- US Vice Presidential Debate tonight between Mike Pence and Kamala Harris – is one of the last chances to steal the focus from Trump’s tweet tirades as the burden is on Harris to avoid any negative focus. Her candidacy has received more focus than prior Vice Presidential running mates due to Biden’s advanced age, as he would by far be the oldest US president ever elected if he wins.
- Lagarde speaks in Paris. It is important to understand whether today Lagarde will strengthen the points she mentioned yesterday. She sees a choppy recovery and she said that the ECB is ready to add stimulus if necessary. We might see European sovereign yields diving lower again today lead by the periphery.
Economic Calendar Highlights for today (times GMT)
- 1200 – Hungary Central Bank Minutes
- 1210 – ECB President Lagarde to Speak
- 1400 – Canada Sep. Ivey PMI
- 1430 – US DoE Crude Oil/Product Inventories
- 1800 – US FOMC Meeting Minutes
- 1900 – US Aug. Consumer Credit
- 1900 – US Fed’s Williams (Voter) to discuss flexible AIT
- 2030 – US Fed’s Evans (Voter in 2021) to Speak
- 0100 – US Vice Presidential Debate
Follow SaxoStrats on the daily Saxo Markets Call on your favorite podcast app:
Quarterly Outlook Q2 2022
Quarterly Outlook Q2 2022: The End Game has arrived
- Shocks from covid and the war in Ukraine have forced the global financial and political world to change, but what will the end game be?
Productivity and innovation have never been more importantAs the world economy hits physical limits and central banks tighten their belts, could equities be facing a 10-15% downside?
The great EUR recovery and the difficulty of trading itIf the terrible fog of war hopefully lifts soon, the conditions are promising for the euro to reprice significantly higher.
Tight commodity markets – turbocharged by war and sanctionsWith supply already tight, commodities keep powering on. But will it last for yet another quarter?
Between a rock and a hard placeGeopolitical concerns will add upward price pressures and fears of slower growth, while volatility will remain elevated.
The Great ErosionInflation is everywhere and central banks try to combat it. But will they get it under control in time?
Australian investing: Six considerations amid triple Rs: rising rates, record inflation and likely recessionWhile global financial markets are struggling in an uncertain world, the commodity-heavy Australian ASX index is poised to keep a positive momentum.
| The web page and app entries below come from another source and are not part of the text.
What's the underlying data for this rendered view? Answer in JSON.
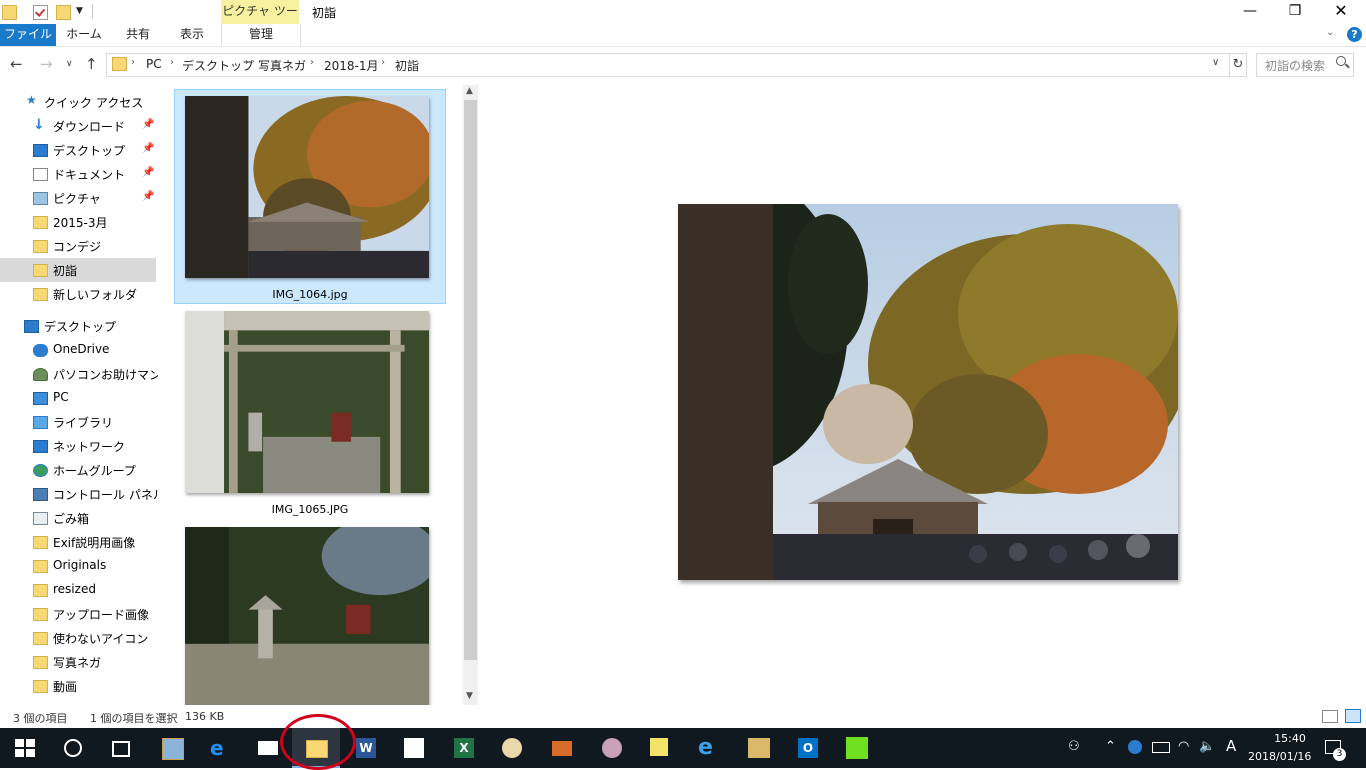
{
  "window": {
    "context_tab_header": "ピクチャ ツール",
    "title": "初詣",
    "minimize_glyph": "—",
    "maximize_glyph": "❐",
    "close_glyph": "✕"
  },
  "ribbon": {
    "tabs": [
      "ファイル",
      "ホーム",
      "共有",
      "表示",
      "管理"
    ],
    "help_glyph": "?"
  },
  "address": {
    "breadcrumbs": [
      "PC",
      "デスクトップ",
      "写真ネガ",
      "2018-1月",
      "初詣"
    ],
    "search_placeholder": "初詣の検索"
  },
  "nav": {
    "quick_access": "クイック アクセス",
    "items": [
      {
        "label": "ダウンロード",
        "icon": "download-icon",
        "pinned": true
      },
      {
        "label": "デスクトップ",
        "icon": "desktop-icon",
        "pinned": true
      },
      {
        "label": "ドキュメント",
        "icon": "document-icon",
        "pinned": true
      },
      {
        "label": "ピクチャ",
        "icon": "pictures-icon",
        "pinned": true
      },
      {
        "label": "2015-3月",
        "icon": "folder-icon"
      },
      {
        "label": "コンデジ",
        "icon": "folder-icon"
      },
      {
        "label": "初詣",
        "icon": "folder-icon",
        "selected": true
      },
      {
        "label": "新しいフォルダ",
        "icon": "folder-icon"
      }
    ],
    "desktop_root": "デスクトップ",
    "desktop_items": [
      {
        "label": "OneDrive",
        "icon": "onedrive-icon"
      },
      {
        "label": "パソコンお助けマン",
        "icon": "user-icon"
      },
      {
        "label": "PC",
        "icon": "pc-icon"
      },
      {
        "label": "ライブラリ",
        "icon": "library-icon"
      },
      {
        "label": "ネットワーク",
        "icon": "network-icon"
      },
      {
        "label": "ホームグループ",
        "icon": "homegroup-icon"
      },
      {
        "label": "コントロール パネル",
        "icon": "control-panel-icon"
      },
      {
        "label": "ごみ箱",
        "icon": "recycle-bin-icon"
      },
      {
        "label": "Exif説明用画像",
        "icon": "folder-icon"
      },
      {
        "label": "Originals",
        "icon": "folder-icon"
      },
      {
        "label": "resized",
        "icon": "folder-icon"
      },
      {
        "label": "アップロード画像",
        "icon": "folder-icon"
      },
      {
        "label": "使わないアイコン",
        "icon": "folder-icon"
      },
      {
        "label": "写真ネガ",
        "icon": "folder-icon"
      },
      {
        "label": "動画",
        "icon": "folder-icon"
      }
    ]
  },
  "files": [
    {
      "name": "IMG_1064.jpg",
      "selected": true
    },
    {
      "name": "IMG_1065.JPG",
      "selected": false
    },
    {
      "name": "",
      "selected": false
    }
  ],
  "status": {
    "count": "3 個の項目",
    "selection": "1 個の項目を選択",
    "size": "136 KB"
  },
  "taskbar": {
    "apps": [
      "start-icon",
      "cortana-icon",
      "task-view-icon",
      "photo-viewer-icon",
      "edge-icon",
      "mail-icon",
      "file-explorer-icon",
      "word-icon",
      "store-icon",
      "excel-icon",
      "paint-icon",
      "toolbox-icon",
      "paint-palette-icon",
      "sticky-notes-icon",
      "internet-explorer-icon",
      "notepad-icon",
      "outlook-icon",
      "green-app-icon"
    ],
    "ime_indicator": "A",
    "time": "15:40",
    "date": "2018/01/16",
    "notification_count": "3"
  },
  "colors": {
    "accent": "#1979ca",
    "context_tab": "#f8f1a0",
    "selection": "#cce8ff",
    "taskbar": "#101820",
    "highlight_circle": "#d0021b"
  }
}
Cybersecurity – the rush to catch up with realityWith the invasion of Ukraine, governments and private companies are rushing to reinforce their cyber defenses.